Gen Dickey said she dreads the day she will have to give up her driver's license.
Dickey, 75, and her 83-year-old husband, Don, take turns driving to make doctors' appointments, shop for groceries or meet their friends.
"Driving means independence," Dickey said.
As the population above 55 grows nearly twice as fast as the total population, more seniors are on the road.
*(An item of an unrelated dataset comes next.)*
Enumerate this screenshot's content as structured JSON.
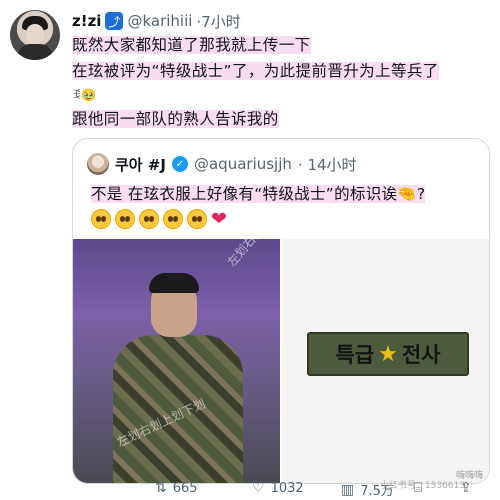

According to the National Traffic Safety Administration, more than 22 million licensed drivers are 65 years or older.
Despite their decades of experience, people older than 55 have to adjust their driving to age-related physical changes such as slowing reflexes, dimming eyesight and fading hearing.
Tips for older drivers
How to compensate for changes brought about by aging:
Limit driving to familiar areas.
Have regular medical and vision checkups.
Take medication in prescribed amounts.
Avoid prolonged hours of driving.
Don't drive in stressful traffic situations.
Warning signs to retire from driving:
Feel more nervous while driving.
Have trouble judging gaps in traffic.
Get lost more often.
Have difficulty staying in the lane of travel.
Respond slowly to unexpected situations.
One of the ways to refresh their driving skills is to take an eight-hour driver safety class by AARP.
The class helps older people recognize weaknesses and find ways to compensate for those physical changes. Seniors who take the class can get a reduction in their insurance payment.
AARP offers eight classes a year in Juneau.
"The class reminds people of things they have learned a long time ago," said Norma Jean McCorcle, assistant state coordination of AARP Alaska.
The Dickeys took the class with other seniors Tuesday and Thursday.
Students used workbooks with letters at least three times as big as those in an ordinary driver's manual. They tested themselves on their reaction time. They practiced turning their heads and rotating their bodies.
"You certainly need the exercise," said Ruth Pedersen, 72. "The older you get, the more stiff you are."
The students also identified driving distractions.
Don Dickey listed his wife as the biggest distraction.
"I don't know why she talks so much," he said.
Gen Dickey replied, "I help him notice things. I try to be quiet but it doesn't always work."
Although the class targets people older than 50, it is not limited to seniors. Anyone can take the class to take two points off their driving record.
Jason Haffner, 33, took the class in July with the Dickeys because he has had a few speeding tickets. He didn't expect that some of his classmates would be 50 years older than he is.
"I should have guessed because the class was at the senior center," Haffner said. "It is kind of odd to take the class with older people, but it makes me realize that there are older people out there driving. They may not judge a situation as fast as I do. I should not speed. They might need more time to respond."
Rie Muñoz, 83, said she stopped driving at night about three years ago because of her poor night vision. She also stopped driving in the Lower 48 because she doesn't like the traffic and is not as familiar with the roads as she is with Juneau's. But she won't give up driving any time soon.
"At one point of my life, I decided that when I got to be 80, I was just going to give up driving because older people's reaction is not as fast as young people," Muñoz said. "I haven't done that yet."